▶ _Supplied data_
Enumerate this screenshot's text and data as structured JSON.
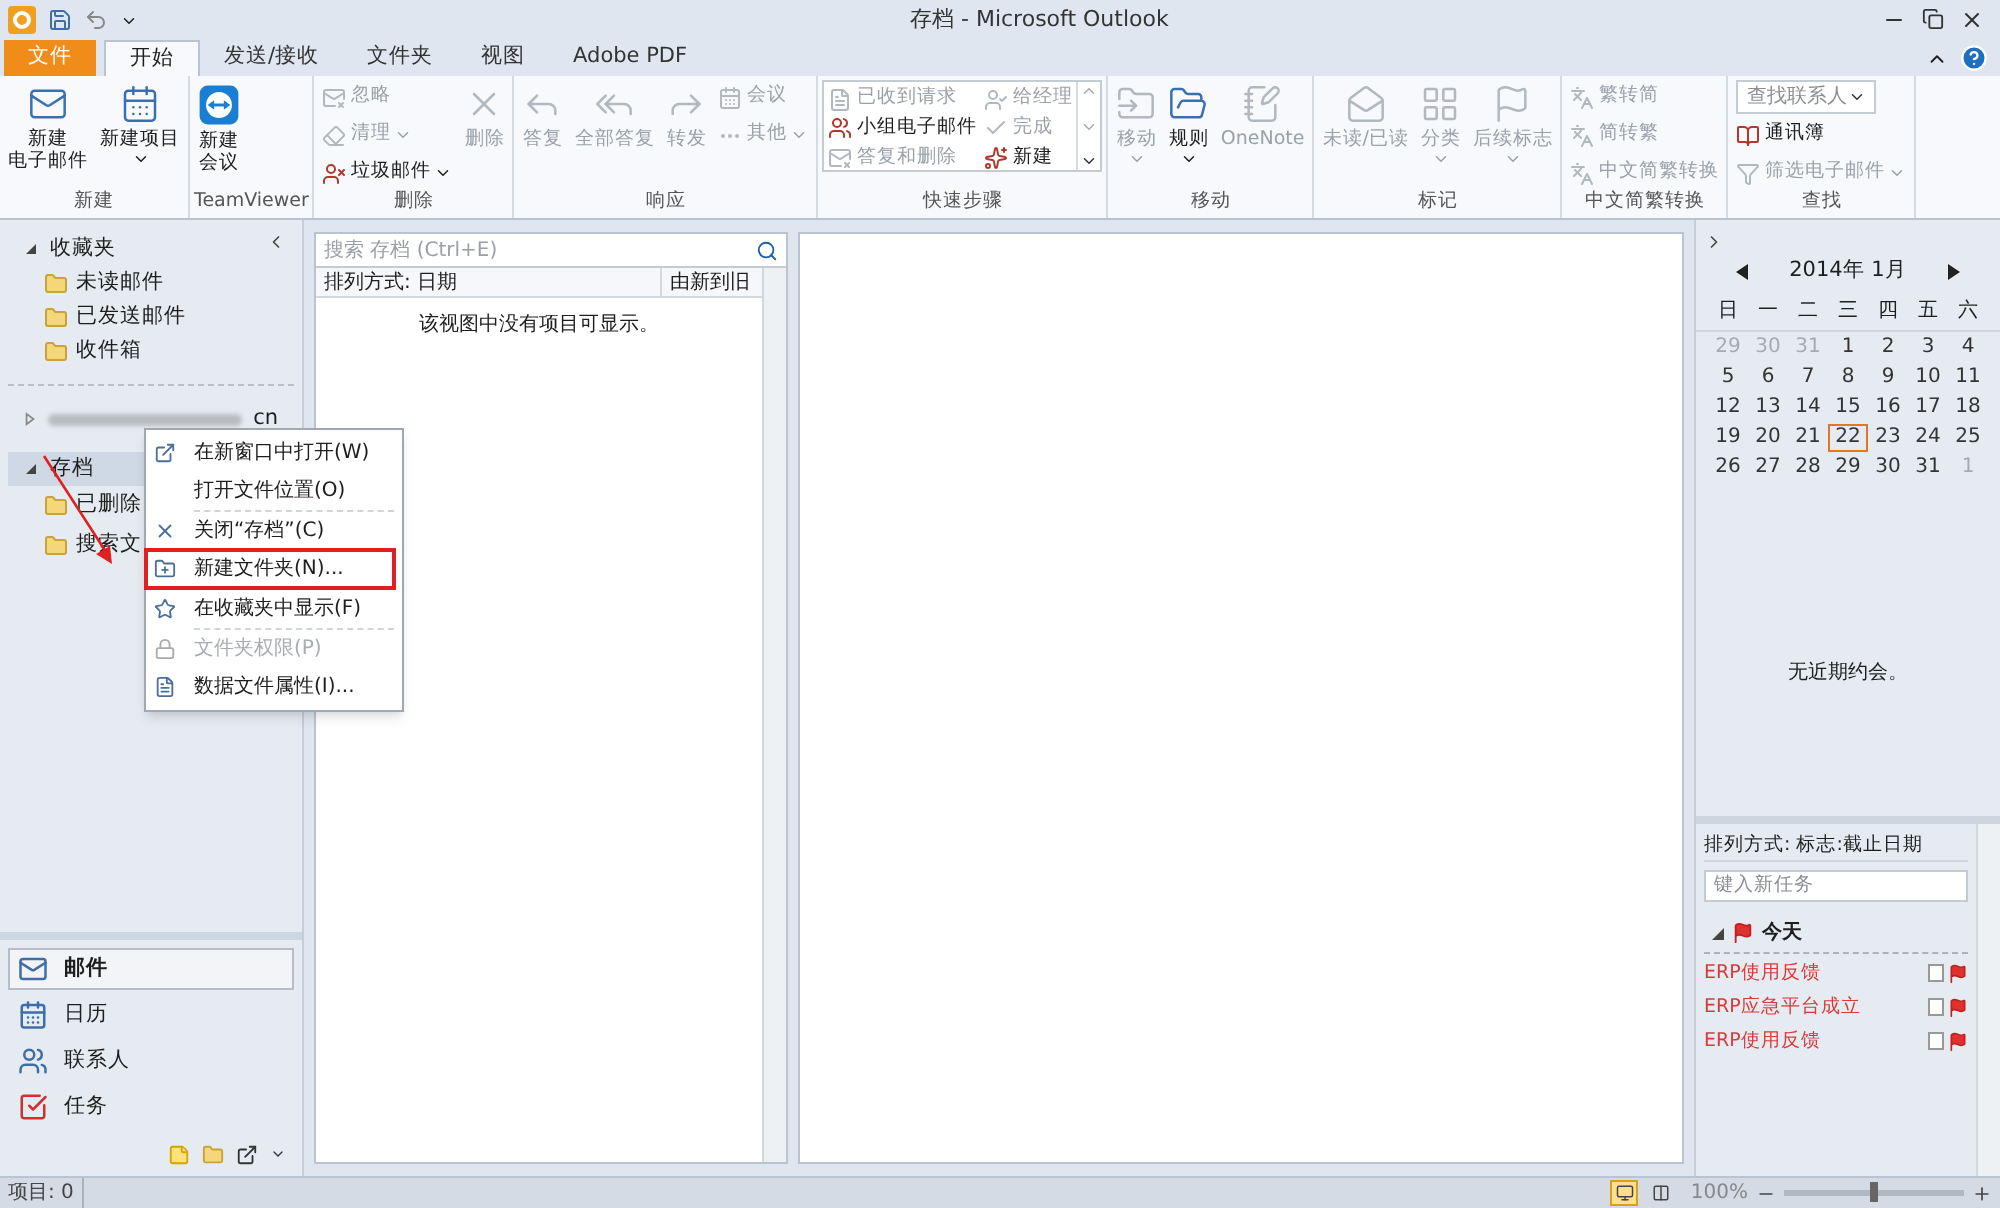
{
  "window": {
    "title": "存档 - Microsoft Outlook"
  },
  "tabs": [
    {
      "label": "文件",
      "kind": "backstage",
      "selected": false
    },
    {
      "label": "开始",
      "kind": "tab",
      "selected": true
    },
    {
      "label": "发送/接收",
      "kind": "tab",
      "selected": false
    },
    {
      "label": "文件夹",
      "kind": "tab",
      "selected": false
    },
    {
      "label": "视图",
      "kind": "tab",
      "selected": false
    },
    {
      "label": "Adobe PDF",
      "kind": "tab",
      "selected": false
    }
  ],
  "ribbon": [
    {
      "label": "新建",
      "columns": [
        {
          "kind": "large",
          "items": [
            {
              "lines": [
                "新建",
                "电子邮件"
              ],
              "disabled": false,
              "dropdown": false
            }
          ]
        },
        {
          "kind": "large",
          "items": [
            {
              "lines": [
                "新建项目"
              ],
              "disabled": false,
              "dropdown": true
            }
          ]
        }
      ]
    },
    {
      "label": "TeamViewer",
      "columns": [
        {
          "kind": "large",
          "items": [
            {
              "lines": [
                "新建",
                "会议"
              ],
              "disabled": false,
              "dropdown": false
            }
          ]
        }
      ]
    },
    {
      "label": "删除",
      "columns": [
        {
          "kind": "stack",
          "items": [
            {
              "lines": [
                "忽略"
              ],
              "disabled": true,
              "dropdown": false
            },
            {
              "lines": [
                "清理"
              ],
              "disabled": true,
              "dropdown": true
            },
            {
              "lines": [
                "垃圾邮件"
              ],
              "disabled": false,
              "dropdown": true
            }
          ]
        },
        {
          "kind": "large",
          "items": [
            {
              "lines": [
                "删除"
              ],
              "disabled": true,
              "dropdown": false
            }
          ]
        }
      ]
    },
    {
      "label": "响应",
      "columns": [
        {
          "kind": "large",
          "items": [
            {
              "lines": [
                "答复"
              ],
              "disabled": true,
              "dropdown": false
            }
          ]
        },
        {
          "kind": "large",
          "items": [
            {
              "lines": [
                "全部答复"
              ],
              "disabled": true,
              "dropdown": false
            }
          ]
        },
        {
          "kind": "large",
          "items": [
            {
              "lines": [
                "转发"
              ],
              "disabled": true,
              "dropdown": false
            }
          ]
        },
        {
          "kind": "stack",
          "items": [
            {
              "lines": [
                "会议"
              ],
              "disabled": true,
              "dropdown": false
            },
            {
              "lines": [
                "其他"
              ],
              "disabled": true,
              "dropdown": true
            }
          ]
        }
      ]
    },
    {
      "label": "快速步骤",
      "columns": [
        {
          "kind": "gallery",
          "items": [
            {
              "lines": [
                "已收到请求"
              ],
              "disabled": true,
              "dropdown": false
            },
            {
              "lines": [
                "小组电子邮件"
              ],
              "disabled": false,
              "dropdown": false
            },
            {
              "lines": [
                "答复和删除"
              ],
              "disabled": true,
              "dropdown": false
            },
            {
              "lines": [
                "给经理"
              ],
              "disabled": true,
              "dropdown": false
            },
            {
              "lines": [
                "完成"
              ],
              "disabled": true,
              "dropdown": false
            },
            {
              "lines": [
                "新建"
              ],
              "disabled": false,
              "dropdown": false
            }
          ]
        }
      ]
    },
    {
      "label": "移动",
      "columns": [
        {
          "kind": "large",
          "items": [
            {
              "lines": [
                "移动"
              ],
              "disabled": true,
              "dropdown": true
            }
          ]
        },
        {
          "kind": "large",
          "items": [
            {
              "lines": [
                "规则"
              ],
              "disabled": false,
              "dropdown": true
            }
          ]
        },
        {
          "kind": "large",
          "items": [
            {
              "lines": [
                "OneNote"
              ],
              "disabled": true,
              "dropdown": false
            }
          ]
        }
      ]
    },
    {
      "label": "标记",
      "columns": [
        {
          "kind": "large",
          "items": [
            {
              "lines": [
                "未读/已读"
              ],
              "disabled": true,
              "dropdown": false
            }
          ]
        },
        {
          "kind": "large",
          "items": [
            {
              "lines": [
                "分类"
              ],
              "disabled": true,
              "dropdown": true
            }
          ]
        },
        {
          "kind": "large",
          "items": [
            {
              "lines": [
                "后续标志"
              ],
              "disabled": true,
              "dropdown": true
            }
          ]
        }
      ]
    },
    {
      "label": "中文简繁转换",
      "columns": [
        {
          "kind": "stack",
          "items": [
            {
              "lines": [
                "繁转简"
              ],
              "disabled": true,
              "dropdown": false
            },
            {
              "lines": [
                "简转繁"
              ],
              "disabled": true,
              "dropdown": false
            },
            {
              "lines": [
                "中文简繁转换"
              ],
              "disabled": true,
              "dropdown": false
            }
          ]
        }
      ]
    },
    {
      "label": "查找",
      "columns": [
        {
          "kind": "stack",
          "items": [
            {
              "kind": "field",
              "placeholder": "查找联系人",
              "dropdown": true
            },
            {
              "lines": [
                "通讯簿"
              ],
              "disabled": false,
              "dropdown": false
            },
            {
              "lines": [
                "筛选电子邮件"
              ],
              "disabled": true,
              "dropdown": true
            }
          ]
        }
      ]
    }
  ],
  "navigation": {
    "tree": [
      {
        "label": "收藏夹",
        "kind": "folder",
        "expanded": true,
        "selected": false,
        "children": [
          {
            "label": "未读邮件",
            "selected": false
          },
          {
            "label": "已发送邮件",
            "selected": false
          },
          {
            "label": "收件箱",
            "selected": false
          }
        ]
      },
      {
        "label": "cn",
        "kind": "blurred",
        "expanded": false,
        "selected": false
      },
      {
        "label": "存档",
        "kind": "folder",
        "expanded": true,
        "selected": true,
        "children": [
          {
            "label": "已删除",
            "selected": false
          },
          {
            "label": "搜索文",
            "selected": false
          }
        ]
      }
    ],
    "context_menu": [
      [
        {
          "label": "在新窗口中打开(W)",
          "disabled": false,
          "annotated": false
        },
        {
          "label": "打开文件位置(O)",
          "disabled": false,
          "annotated": false
        }
      ],
      [
        {
          "label": "关闭“存档”(C)",
          "disabled": false,
          "annotated": false
        },
        {
          "label": "新建文件夹(N)...",
          "disabled": false,
          "annotated": true
        }
      ],
      [
        {
          "label": "在收藏夹中显示(F)",
          "disabled": false,
          "annotated": false
        }
      ],
      [
        {
          "label": "文件夹权限(P)",
          "disabled": true,
          "annotated": false
        },
        {
          "label": "数据文件属性(I)...",
          "disabled": false,
          "annotated": false
        }
      ]
    ],
    "modules": [
      {
        "label": "邮件",
        "selected": true
      },
      {
        "label": "日历",
        "selected": false
      },
      {
        "label": "联系人",
        "selected": false
      },
      {
        "label": "任务",
        "selected": false
      }
    ]
  },
  "message_list": {
    "search": {
      "placeholder": "搜索 存档 (Ctrl+E)"
    },
    "sort_label": "排列方式: 日期",
    "sort_order": "由新到旧",
    "empty_text": "该视图中没有项目可显示。"
  },
  "todo_bar": {
    "calendar": {
      "month": "2014年 1月",
      "weekdays": [
        "日",
        "一",
        "二",
        "三",
        "四",
        "五",
        "六"
      ],
      "weeks": [
        [
          {
            "d": "29",
            "dim": true,
            "today": false
          },
          {
            "d": "30",
            "dim": true,
            "today": false
          },
          {
            "d": "31",
            "dim": true,
            "today": false
          },
          {
            "d": "1",
            "dim": false,
            "today": false
          },
          {
            "d": "2",
            "dim": false,
            "today": false
          },
          {
            "d": "3",
            "dim": false,
            "today": false
          },
          {
            "d": "4",
            "dim": false,
            "today": false
          }
        ],
        [
          {
            "d": "5",
            "dim": false,
            "today": false
          },
          {
            "d": "6",
            "dim": false,
            "today": false
          },
          {
            "d": "7",
            "dim": false,
            "today": false
          },
          {
            "d": "8",
            "dim": false,
            "today": false
          },
          {
            "d": "9",
            "dim": false,
            "today": false
          },
          {
            "d": "10",
            "dim": false,
            "today": false
          },
          {
            "d": "11",
            "dim": false,
            "today": false
          }
        ],
        [
          {
            "d": "12",
            "dim": false,
            "today": false
          },
          {
            "d": "13",
            "dim": false,
            "today": false
          },
          {
            "d": "14",
            "dim": false,
            "today": false
          },
          {
            "d": "15",
            "dim": false,
            "today": false
          },
          {
            "d": "16",
            "dim": false,
            "today": false
          },
          {
            "d": "17",
            "dim": false,
            "today": false
          },
          {
            "d": "18",
            "dim": false,
            "today": false
          }
        ],
        [
          {
            "d": "19",
            "dim": false,
            "today": false
          },
          {
            "d": "20",
            "dim": false,
            "today": false
          },
          {
            "d": "21",
            "dim": false,
            "today": false
          },
          {
            "d": "22",
            "dim": false,
            "today": true
          },
          {
            "d": "23",
            "dim": false,
            "today": false
          },
          {
            "d": "24",
            "dim": false,
            "today": false
          },
          {
            "d": "25",
            "dim": false,
            "today": false
          }
        ],
        [
          {
            "d": "26",
            "dim": false,
            "today": false
          },
          {
            "d": "27",
            "dim": false,
            "today": false
          },
          {
            "d": "28",
            "dim": false,
            "today": false
          },
          {
            "d": "29",
            "dim": false,
            "today": false
          },
          {
            "d": "30",
            "dim": false,
            "today": false
          },
          {
            "d": "31",
            "dim": false,
            "today": false
          },
          {
            "d": "1",
            "dim": true,
            "today": false
          }
        ]
      ]
    },
    "appointments_text": "无近期约会。",
    "tasks": {
      "sort_label": "排列方式: 标志:截止日期",
      "new_task": {
        "placeholder": "键入新任务"
      },
      "group": "今天",
      "items": [
        {
          "label": "ERP使用反馈",
          "checked": false
        },
        {
          "label": "ERP应急平台成立",
          "checked": false
        },
        {
          "label": "ERP使用反馈",
          "checked": false
        }
      ]
    }
  },
  "status_bar": {
    "items": "项目: 0",
    "views": [
      {
        "selected": true
      },
      {
        "selected": false
      }
    ],
    "zoom": {
      "reading": "100%",
      "level": 0.5
    }
  }
}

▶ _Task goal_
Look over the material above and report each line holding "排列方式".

▶ _Your response_
    "sort_label": "排列方式: 日期",
      "sort_label": "排列方式: 标志:截止日期",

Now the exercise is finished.